— What is needed —
Every line of the data that includes "screenshot" should be copied out.

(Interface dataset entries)
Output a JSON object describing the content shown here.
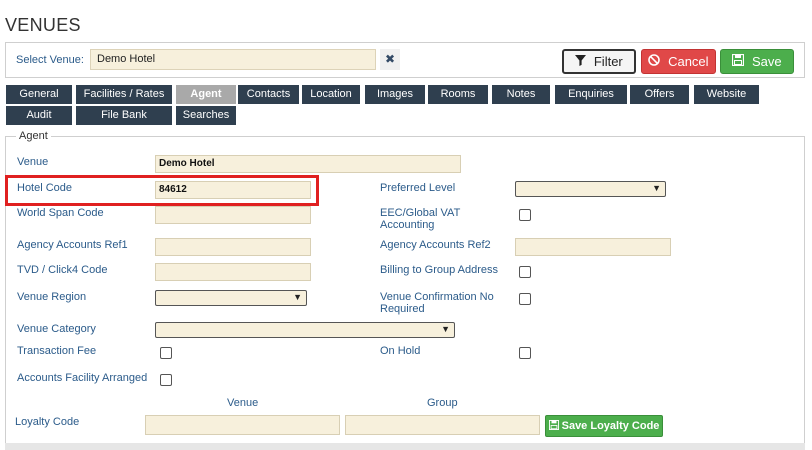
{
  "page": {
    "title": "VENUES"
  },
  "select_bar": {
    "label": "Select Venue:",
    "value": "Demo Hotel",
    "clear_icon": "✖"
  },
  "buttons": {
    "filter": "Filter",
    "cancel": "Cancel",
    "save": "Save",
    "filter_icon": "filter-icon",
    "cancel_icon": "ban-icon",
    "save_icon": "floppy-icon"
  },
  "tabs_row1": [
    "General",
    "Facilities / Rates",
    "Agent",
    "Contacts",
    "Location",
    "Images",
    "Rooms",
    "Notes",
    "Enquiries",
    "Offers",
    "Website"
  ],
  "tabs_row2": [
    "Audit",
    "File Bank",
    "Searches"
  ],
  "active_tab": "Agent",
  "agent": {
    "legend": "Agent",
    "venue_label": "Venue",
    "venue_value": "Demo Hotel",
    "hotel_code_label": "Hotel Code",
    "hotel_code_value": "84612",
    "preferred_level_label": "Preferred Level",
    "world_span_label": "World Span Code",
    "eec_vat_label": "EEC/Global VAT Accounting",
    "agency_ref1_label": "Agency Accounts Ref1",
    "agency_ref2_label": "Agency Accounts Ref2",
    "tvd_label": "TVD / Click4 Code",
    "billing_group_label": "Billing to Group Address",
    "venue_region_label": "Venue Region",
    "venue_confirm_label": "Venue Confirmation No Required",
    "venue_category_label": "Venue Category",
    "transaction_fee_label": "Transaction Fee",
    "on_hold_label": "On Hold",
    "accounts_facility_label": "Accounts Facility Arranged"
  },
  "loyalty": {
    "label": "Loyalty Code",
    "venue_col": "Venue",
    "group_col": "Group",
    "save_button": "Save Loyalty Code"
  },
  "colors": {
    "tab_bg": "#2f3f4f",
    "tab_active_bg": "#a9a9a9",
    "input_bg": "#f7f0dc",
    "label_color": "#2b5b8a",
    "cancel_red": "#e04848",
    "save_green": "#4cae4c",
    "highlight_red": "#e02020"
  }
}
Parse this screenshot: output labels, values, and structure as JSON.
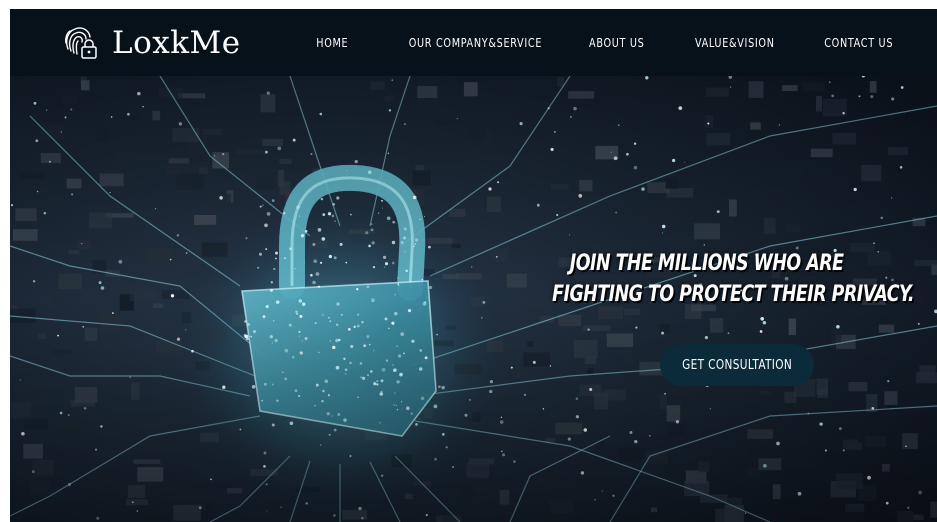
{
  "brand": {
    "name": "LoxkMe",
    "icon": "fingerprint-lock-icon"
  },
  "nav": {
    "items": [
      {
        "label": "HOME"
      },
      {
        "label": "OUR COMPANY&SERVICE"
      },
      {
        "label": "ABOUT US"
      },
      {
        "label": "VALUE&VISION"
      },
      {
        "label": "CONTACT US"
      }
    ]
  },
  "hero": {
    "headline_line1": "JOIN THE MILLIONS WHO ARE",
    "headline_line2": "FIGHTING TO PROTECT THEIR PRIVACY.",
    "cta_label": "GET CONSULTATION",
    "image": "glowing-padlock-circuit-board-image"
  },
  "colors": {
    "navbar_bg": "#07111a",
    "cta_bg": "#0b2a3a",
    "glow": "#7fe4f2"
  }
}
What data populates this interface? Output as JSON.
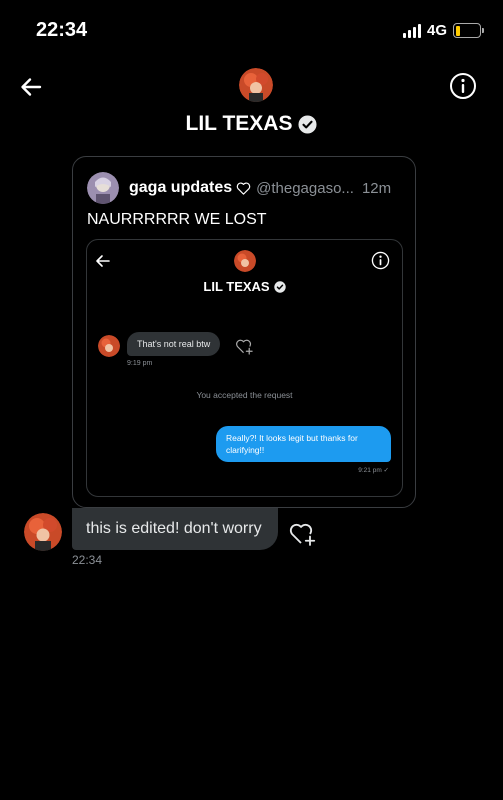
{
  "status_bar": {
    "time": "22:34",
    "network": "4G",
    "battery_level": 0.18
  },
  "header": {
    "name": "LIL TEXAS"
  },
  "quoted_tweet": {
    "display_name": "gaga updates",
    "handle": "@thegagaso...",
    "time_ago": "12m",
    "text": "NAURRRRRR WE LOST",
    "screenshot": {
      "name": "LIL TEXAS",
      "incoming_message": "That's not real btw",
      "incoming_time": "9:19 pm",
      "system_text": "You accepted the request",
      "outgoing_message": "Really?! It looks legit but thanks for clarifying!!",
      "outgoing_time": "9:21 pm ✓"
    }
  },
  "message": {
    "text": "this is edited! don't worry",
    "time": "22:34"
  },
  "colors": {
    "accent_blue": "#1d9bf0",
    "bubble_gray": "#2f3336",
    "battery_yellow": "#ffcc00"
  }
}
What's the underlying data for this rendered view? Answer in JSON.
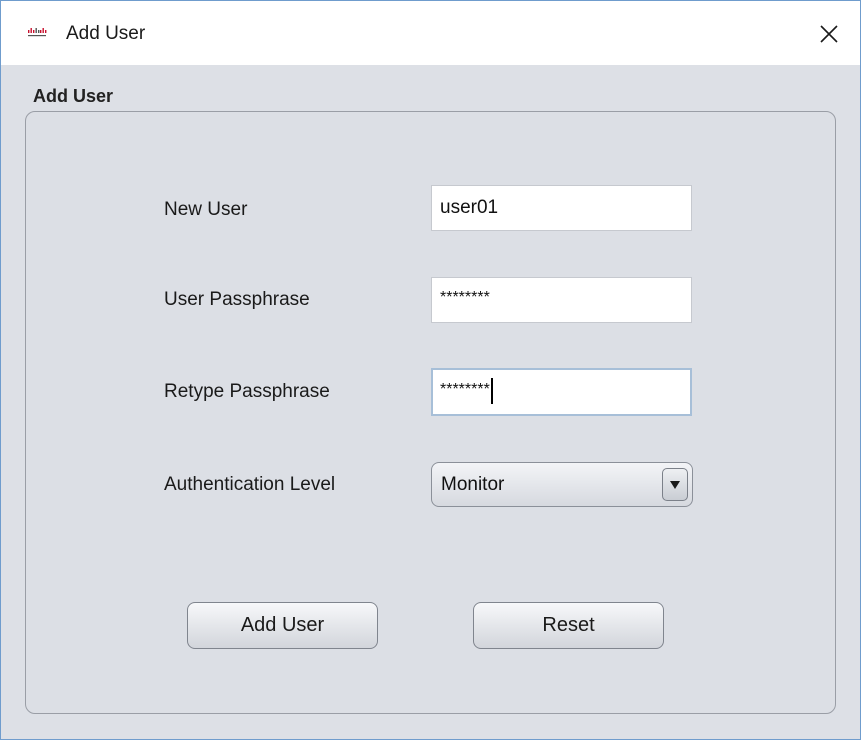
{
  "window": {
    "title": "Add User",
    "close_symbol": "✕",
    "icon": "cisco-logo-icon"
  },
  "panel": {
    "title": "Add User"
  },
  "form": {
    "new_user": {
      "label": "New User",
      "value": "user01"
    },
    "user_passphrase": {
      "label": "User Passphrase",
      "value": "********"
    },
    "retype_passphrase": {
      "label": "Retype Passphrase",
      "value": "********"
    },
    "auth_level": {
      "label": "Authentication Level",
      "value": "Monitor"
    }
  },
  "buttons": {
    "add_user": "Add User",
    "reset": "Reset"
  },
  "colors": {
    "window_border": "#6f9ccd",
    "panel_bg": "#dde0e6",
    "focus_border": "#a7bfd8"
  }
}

— Problem solution —
Parse this screenshot: output labels, values, and structure as JSON.
    "screenshot": {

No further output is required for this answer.